Headquartered in quiet Winston Salem, North Carolina, BB&T (NYSE:BBT) avoided many of the pitfalls that ultimately plagued numerous regional banks across the country during the financial crisis. As investors in formerly troubled banks like SunTrust (NYSE:STI) or Citigroup (NYSE:C) toss and turn in their beds tonight in anticipation of the Federal Reserve's announcement of the annual stress test results, BB&T shareholders will sleep peacefully knowing the bank is executing its strategy, and building sustainable capital ratios.
What to expect

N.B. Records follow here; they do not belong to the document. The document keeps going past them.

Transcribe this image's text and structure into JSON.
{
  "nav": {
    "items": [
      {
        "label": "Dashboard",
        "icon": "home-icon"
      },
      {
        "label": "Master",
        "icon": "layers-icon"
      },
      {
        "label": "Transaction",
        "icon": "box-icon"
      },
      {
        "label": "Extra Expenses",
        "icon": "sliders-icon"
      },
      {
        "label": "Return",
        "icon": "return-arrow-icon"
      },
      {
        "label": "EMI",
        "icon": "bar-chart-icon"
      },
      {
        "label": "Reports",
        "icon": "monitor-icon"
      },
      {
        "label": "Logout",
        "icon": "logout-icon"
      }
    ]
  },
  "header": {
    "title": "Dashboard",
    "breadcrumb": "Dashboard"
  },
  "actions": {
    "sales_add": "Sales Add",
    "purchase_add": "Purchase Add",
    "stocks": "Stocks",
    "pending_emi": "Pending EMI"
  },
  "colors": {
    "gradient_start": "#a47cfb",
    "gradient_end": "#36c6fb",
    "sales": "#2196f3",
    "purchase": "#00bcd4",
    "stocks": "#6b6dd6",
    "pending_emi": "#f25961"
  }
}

Last year, the Federal Reserve's stress test and Comprehensive Capital Analysis and Review results validated BB&T's financial strength, and the bank raised its dividend 25%. Although evaluation of the nation's 19 largest banks' future dividends and capital policies won't be public until CCAR results are reported next Thursday, tomorrow's Dodd-Frank stress test results will give investors a point of comparison across the financial institutions. The results, scheduled to be released tomorrow at 4:30 pm, will evaluate the impact of a hypothetical economic downturn on banks' earning potential and balance sheet strength. Some of the factors in the Federal Reserve's "severely adverse scenario" include:
- Real GDP decline of between 4%-5% by the end of 2013
- Unemployment rises another 4% from current levels
- Housing and commercial real estate prices decline more than 20%
- 50% decline in equity prices over the course of the hypothetical recession
Not apples to apples
Although BB&T's balance sheet held up well during previous stress tests and capital reviews, investors should note the significant changes to the bank's balance sheet and business from the acquisitions of Crump Insurance in April 2012, and Bank Atlantic in July 2012. While these acquisitions greatly increased BB&T's presence in the U.S. wholesale insurance and Florida markets, the moves negatively impact the calculation of Tier 1 common equity ratios as a result of the increase in intangible assets connected to the deals. Given the fact that the deals required Fed approval, investors shouldn't be too concerned with the adverse impact on capital levels.
BB&T CEO Kelly King has spent over 40 years of his career at the bank, and led the company to a record year in 2012, while bolstering its presence in new markets. Investors have not allowed King's progress to go unnoticed, as the market has consistently valued BB&T at a premium compared to its peers SunTrust, Regions Financial (NYSE:RF), and Fifth Third (NASDAQ:FITB).
While current BB&T shareholders will want to pay close attention to the bank's results, investors interested in adding exposure to the large, regional banking sector may be better served keeping a close eye on BB&T's lesser-valued competitors.